** Aim of the exercise **
Your copy should match the records exactly, except that no pictures appear in it.
++++ Given entries
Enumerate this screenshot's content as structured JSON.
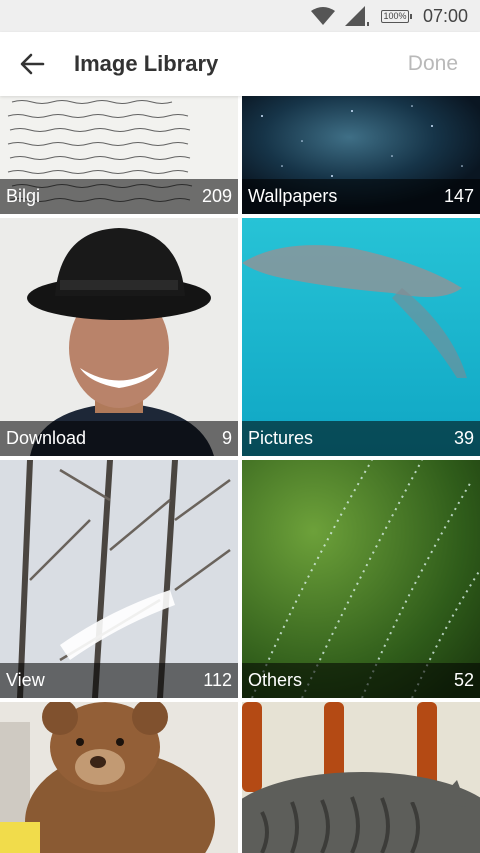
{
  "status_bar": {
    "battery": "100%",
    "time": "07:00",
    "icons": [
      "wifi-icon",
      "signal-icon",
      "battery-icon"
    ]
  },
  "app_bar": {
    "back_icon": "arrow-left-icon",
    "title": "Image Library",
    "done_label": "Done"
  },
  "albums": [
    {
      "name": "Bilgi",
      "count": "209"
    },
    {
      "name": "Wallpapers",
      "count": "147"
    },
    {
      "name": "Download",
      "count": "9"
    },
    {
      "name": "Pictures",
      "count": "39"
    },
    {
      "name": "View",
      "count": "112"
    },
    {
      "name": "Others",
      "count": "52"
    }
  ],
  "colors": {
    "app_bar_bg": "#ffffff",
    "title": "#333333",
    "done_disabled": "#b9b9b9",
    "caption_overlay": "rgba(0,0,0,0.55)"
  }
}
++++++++
** Answer for the task **
Enumerate this screenshot's content as structured JSON.
{
  "status_bar": {
    "battery": "100%",
    "time": "07:00",
    "icons": [
      "wifi-icon",
      "signal-icon",
      "battery-icon"
    ]
  },
  "app_bar": {
    "back_icon": "arrow-left-icon",
    "title": "Image Library",
    "done_label": "Done"
  },
  "albums": [
    {
      "name": "Bilgi",
      "count": "209"
    },
    {
      "name": "Wallpapers",
      "count": "147"
    },
    {
      "name": "Download",
      "count": "9"
    },
    {
      "name": "Pictures",
      "count": "39"
    },
    {
      "name": "View",
      "count": "112"
    },
    {
      "name": "Others",
      "count": "52"
    }
  ],
  "colors": {
    "app_bar_bg": "#ffffff",
    "title": "#333333",
    "done_disabled": "#b9b9b9",
    "caption_overlay": "rgba(0,0,0,0.55)"
  }
}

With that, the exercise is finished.